(Data provided Opens)

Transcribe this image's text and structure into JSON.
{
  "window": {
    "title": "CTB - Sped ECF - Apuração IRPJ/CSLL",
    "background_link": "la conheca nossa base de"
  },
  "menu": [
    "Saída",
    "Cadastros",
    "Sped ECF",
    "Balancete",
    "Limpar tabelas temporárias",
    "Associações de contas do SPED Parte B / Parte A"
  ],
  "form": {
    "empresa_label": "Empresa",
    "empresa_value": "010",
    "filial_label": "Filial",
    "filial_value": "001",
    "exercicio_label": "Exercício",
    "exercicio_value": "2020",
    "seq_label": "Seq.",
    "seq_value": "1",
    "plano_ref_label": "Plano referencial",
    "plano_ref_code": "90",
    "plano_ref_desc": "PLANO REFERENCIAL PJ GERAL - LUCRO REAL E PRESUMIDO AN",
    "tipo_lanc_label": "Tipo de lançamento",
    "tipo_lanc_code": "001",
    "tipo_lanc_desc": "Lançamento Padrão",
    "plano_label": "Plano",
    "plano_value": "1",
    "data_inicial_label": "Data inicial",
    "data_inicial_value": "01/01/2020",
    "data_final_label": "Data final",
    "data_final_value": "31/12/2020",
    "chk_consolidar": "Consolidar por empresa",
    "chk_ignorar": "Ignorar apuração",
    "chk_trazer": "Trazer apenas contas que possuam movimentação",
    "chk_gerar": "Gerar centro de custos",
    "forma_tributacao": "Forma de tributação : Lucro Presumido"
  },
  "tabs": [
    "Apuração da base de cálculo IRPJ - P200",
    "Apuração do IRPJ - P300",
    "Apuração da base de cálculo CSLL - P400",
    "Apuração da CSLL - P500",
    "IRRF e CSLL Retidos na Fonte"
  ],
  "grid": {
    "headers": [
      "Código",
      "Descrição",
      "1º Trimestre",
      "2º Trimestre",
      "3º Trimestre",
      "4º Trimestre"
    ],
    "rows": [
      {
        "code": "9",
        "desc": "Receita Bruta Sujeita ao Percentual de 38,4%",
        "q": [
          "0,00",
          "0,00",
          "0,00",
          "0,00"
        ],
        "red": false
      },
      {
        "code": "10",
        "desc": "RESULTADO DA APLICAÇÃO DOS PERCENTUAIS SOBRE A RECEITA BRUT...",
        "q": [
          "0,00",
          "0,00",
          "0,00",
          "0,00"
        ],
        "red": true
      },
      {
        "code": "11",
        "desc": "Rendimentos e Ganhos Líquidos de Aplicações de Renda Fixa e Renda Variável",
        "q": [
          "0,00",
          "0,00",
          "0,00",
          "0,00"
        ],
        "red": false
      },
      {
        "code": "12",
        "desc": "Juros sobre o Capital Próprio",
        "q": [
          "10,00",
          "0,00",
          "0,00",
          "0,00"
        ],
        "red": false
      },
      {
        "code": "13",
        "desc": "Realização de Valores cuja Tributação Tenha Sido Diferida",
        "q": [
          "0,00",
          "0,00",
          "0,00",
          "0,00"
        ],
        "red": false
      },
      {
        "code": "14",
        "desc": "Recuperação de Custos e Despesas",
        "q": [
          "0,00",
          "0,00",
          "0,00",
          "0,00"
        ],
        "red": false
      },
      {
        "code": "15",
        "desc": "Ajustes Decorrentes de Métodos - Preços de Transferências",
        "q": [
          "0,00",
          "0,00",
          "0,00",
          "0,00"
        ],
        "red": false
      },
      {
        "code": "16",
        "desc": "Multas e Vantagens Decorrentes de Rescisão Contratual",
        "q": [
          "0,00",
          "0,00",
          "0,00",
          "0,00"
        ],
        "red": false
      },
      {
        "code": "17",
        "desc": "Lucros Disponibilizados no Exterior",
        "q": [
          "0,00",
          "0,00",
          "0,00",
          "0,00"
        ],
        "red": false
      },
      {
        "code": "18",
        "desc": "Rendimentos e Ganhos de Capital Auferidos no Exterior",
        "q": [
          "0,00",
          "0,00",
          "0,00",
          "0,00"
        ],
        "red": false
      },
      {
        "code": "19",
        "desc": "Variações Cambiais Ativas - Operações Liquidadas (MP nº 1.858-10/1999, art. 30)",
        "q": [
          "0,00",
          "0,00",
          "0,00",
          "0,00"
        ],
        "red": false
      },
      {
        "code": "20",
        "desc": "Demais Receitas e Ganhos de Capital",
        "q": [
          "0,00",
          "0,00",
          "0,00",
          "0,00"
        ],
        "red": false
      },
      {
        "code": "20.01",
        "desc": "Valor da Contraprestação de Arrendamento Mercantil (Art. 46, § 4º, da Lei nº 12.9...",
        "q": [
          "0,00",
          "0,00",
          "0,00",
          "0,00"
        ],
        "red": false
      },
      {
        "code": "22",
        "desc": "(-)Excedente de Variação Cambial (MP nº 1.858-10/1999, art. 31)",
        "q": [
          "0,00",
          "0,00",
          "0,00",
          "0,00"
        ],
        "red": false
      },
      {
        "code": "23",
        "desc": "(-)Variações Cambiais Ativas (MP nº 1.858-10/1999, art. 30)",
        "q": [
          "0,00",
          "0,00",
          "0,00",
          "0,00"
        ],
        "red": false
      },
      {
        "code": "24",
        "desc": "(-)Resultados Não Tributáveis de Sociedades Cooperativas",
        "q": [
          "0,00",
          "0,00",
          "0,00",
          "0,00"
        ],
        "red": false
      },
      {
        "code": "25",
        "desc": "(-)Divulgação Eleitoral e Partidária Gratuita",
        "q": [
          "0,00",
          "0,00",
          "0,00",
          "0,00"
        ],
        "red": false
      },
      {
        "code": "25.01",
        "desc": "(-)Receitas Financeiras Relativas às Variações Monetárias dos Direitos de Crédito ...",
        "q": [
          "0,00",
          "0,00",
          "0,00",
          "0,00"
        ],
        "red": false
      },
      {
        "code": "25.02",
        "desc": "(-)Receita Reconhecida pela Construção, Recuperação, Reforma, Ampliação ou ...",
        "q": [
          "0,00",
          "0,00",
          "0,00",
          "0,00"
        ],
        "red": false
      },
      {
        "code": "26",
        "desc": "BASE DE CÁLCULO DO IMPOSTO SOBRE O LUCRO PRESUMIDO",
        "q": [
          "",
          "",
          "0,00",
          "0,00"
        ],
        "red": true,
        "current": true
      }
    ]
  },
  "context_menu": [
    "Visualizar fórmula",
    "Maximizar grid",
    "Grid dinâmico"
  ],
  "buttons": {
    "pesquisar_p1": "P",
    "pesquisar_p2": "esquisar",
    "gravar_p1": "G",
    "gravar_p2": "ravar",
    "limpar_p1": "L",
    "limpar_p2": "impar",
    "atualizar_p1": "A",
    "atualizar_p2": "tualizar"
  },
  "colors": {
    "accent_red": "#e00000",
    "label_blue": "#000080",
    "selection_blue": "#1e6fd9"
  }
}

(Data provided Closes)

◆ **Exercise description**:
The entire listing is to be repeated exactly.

◆ **Task answer**:
Transcribe this image's text and structure into JSON.
{
  "window": {
    "title": "CTB - Sped ECF - Apuração IRPJ/CSLL",
    "background_link": "la conheca nossa base de"
  },
  "menu": [
    "Saída",
    "Cadastros",
    "Sped ECF",
    "Balancete",
    "Limpar tabelas temporárias",
    "Associações de contas do SPED Parte B / Parte A"
  ],
  "form": {
    "empresa_label": "Empresa",
    "empresa_value": "010",
    "filial_label": "Filial",
    "filial_value": "001",
    "exercicio_label": "Exercício",
    "exercicio_value": "2020",
    "seq_label": "Seq.",
    "seq_value": "1",
    "plano_ref_label": "Plano referencial",
    "plano_ref_code": "90",
    "plano_ref_desc": "PLANO REFERENCIAL PJ GERAL - LUCRO REAL E PRESUMIDO AN",
    "tipo_lanc_label": "Tipo de lançamento",
    "tipo_lanc_code": "001",
    "tipo_lanc_desc": "Lançamento Padrão",
    "plano_label": "Plano",
    "plano_value": "1",
    "data_inicial_label": "Data inicial",
    "data_inicial_value": "01/01/2020",
    "data_final_label": "Data final",
    "data_final_value": "31/12/2020",
    "chk_consolidar": "Consolidar por empresa",
    "chk_ignorar": "Ignorar apuração",
    "chk_trazer": "Trazer apenas contas que possuam movimentação",
    "chk_gerar": "Gerar centro de custos",
    "forma_tributacao": "Forma de tributação : Lucro Presumido"
  },
  "tabs": [
    "Apuração da base de cálculo IRPJ - P200",
    "Apuração do IRPJ - P300",
    "Apuração da base de cálculo CSLL - P400",
    "Apuração da CSLL - P500",
    "IRRF e CSLL Retidos na Fonte"
  ],
  "grid": {
    "headers": [
      "Código",
      "Descrição",
      "1º Trimestre",
      "2º Trimestre",
      "3º Trimestre",
      "4º Trimestre"
    ],
    "rows": [
      {
        "code": "9",
        "desc": "Receita Bruta Sujeita ao Percentual de 38,4%",
        "q": [
          "0,00",
          "0,00",
          "0,00",
          "0,00"
        ],
        "red": false
      },
      {
        "code": "10",
        "desc": "RESULTADO DA APLICAÇÃO DOS PERCENTUAIS SOBRE A RECEITA BRUT...",
        "q": [
          "0,00",
          "0,00",
          "0,00",
          "0,00"
        ],
        "red": true
      },
      {
        "code": "11",
        "desc": "Rendimentos e Ganhos Líquidos de Aplicações de Renda Fixa e Renda Variável",
        "q": [
          "0,00",
          "0,00",
          "0,00",
          "0,00"
        ],
        "red": false
      },
      {
        "code": "12",
        "desc": "Juros sobre o Capital Próprio",
        "q": [
          "10,00",
          "0,00",
          "0,00",
          "0,00"
        ],
        "red": false
      },
      {
        "code": "13",
        "desc": "Realização de Valores cuja Tributação Tenha Sido Diferida",
        "q": [
          "0,00",
          "0,00",
          "0,00",
          "0,00"
        ],
        "red": false
      },
      {
        "code": "14",
        "desc": "Recuperação de Custos e Despesas",
        "q": [
          "0,00",
          "0,00",
          "0,00",
          "0,00"
        ],
        "red": false
      },
      {
        "code": "15",
        "desc": "Ajustes Decorrentes de Métodos - Preços de Transferências",
        "q": [
          "0,00",
          "0,00",
          "0,00",
          "0,00"
        ],
        "red": false
      },
      {
        "code": "16",
        "desc": "Multas e Vantagens Decorrentes de Rescisão Contratual",
        "q": [
          "0,00",
          "0,00",
          "0,00",
          "0,00"
        ],
        "red": false
      },
      {
        "code": "17",
        "desc": "Lucros Disponibilizados no Exterior",
        "q": [
          "0,00",
          "0,00",
          "0,00",
          "0,00"
        ],
        "red": false
      },
      {
        "code": "18",
        "desc": "Rendimentos e Ganhos de Capital Auferidos no Exterior",
        "q": [
          "0,00",
          "0,00",
          "0,00",
          "0,00"
        ],
        "red": false
      },
      {
        "code": "19",
        "desc": "Variações Cambiais Ativas - Operações Liquidadas (MP nº 1.858-10/1999, art. 30)",
        "q": [
          "0,00",
          "0,00",
          "0,00",
          "0,00"
        ],
        "red": false
      },
      {
        "code": "20",
        "desc": "Demais Receitas e Ganhos de Capital",
        "q": [
          "0,00",
          "0,00",
          "0,00",
          "0,00"
        ],
        "red": false
      },
      {
        "code": "20.01",
        "desc": "Valor da Contraprestação de Arrendamento Mercantil (Art. 46, § 4º, da Lei nº 12.9...",
        "q": [
          "0,00",
          "0,00",
          "0,00",
          "0,00"
        ],
        "red": false
      },
      {
        "code": "22",
        "desc": "(-)Excedente de Variação Cambial (MP nº 1.858-10/1999, art. 31)",
        "q": [
          "0,00",
          "0,00",
          "0,00",
          "0,00"
        ],
        "red": false
      },
      {
        "code": "23",
        "desc": "(-)Variações Cambiais Ativas (MP nº 1.858-10/1999, art. 30)",
        "q": [
          "0,00",
          "0,00",
          "0,00",
          "0,00"
        ],
        "red": false
      },
      {
        "code": "24",
        "desc": "(-)Resultados Não Tributáveis de Sociedades Cooperativas",
        "q": [
          "0,00",
          "0,00",
          "0,00",
          "0,00"
        ],
        "red": false
      },
      {
        "code": "25",
        "desc": "(-)Divulgação Eleitoral e Partidária Gratuita",
        "q": [
          "0,00",
          "0,00",
          "0,00",
          "0,00"
        ],
        "red": false
      },
      {
        "code": "25.01",
        "desc": "(-)Receitas Financeiras Relativas às Variações Monetárias dos Direitos de Crédito ...",
        "q": [
          "0,00",
          "0,00",
          "0,00",
          "0,00"
        ],
        "red": false
      },
      {
        "code": "25.02",
        "desc": "(-)Receita Reconhecida pela Construção, Recuperação, Reforma, Ampliação ou ...",
        "q": [
          "0,00",
          "0,00",
          "0,00",
          "0,00"
        ],
        "red": false
      },
      {
        "code": "26",
        "desc": "BASE DE CÁLCULO DO IMPOSTO SOBRE O LUCRO PRESUMIDO",
        "q": [
          "",
          "",
          "0,00",
          "0,00"
        ],
        "red": true,
        "current": true
      }
    ]
  },
  "context_menu": [
    "Visualizar fórmula",
    "Maximizar grid",
    "Grid dinâmico"
  ],
  "buttons": {
    "pesquisar_p1": "P",
    "pesquisar_p2": "esquisar",
    "gravar_p1": "G",
    "gravar_p2": "ravar",
    "limpar_p1": "L",
    "limpar_p2": "impar",
    "atualizar_p1": "A",
    "atualizar_p2": "tualizar"
  },
  "colors": {
    "accent_red": "#e00000",
    "label_blue": "#000080",
    "selection_blue": "#1e6fd9"
  }
}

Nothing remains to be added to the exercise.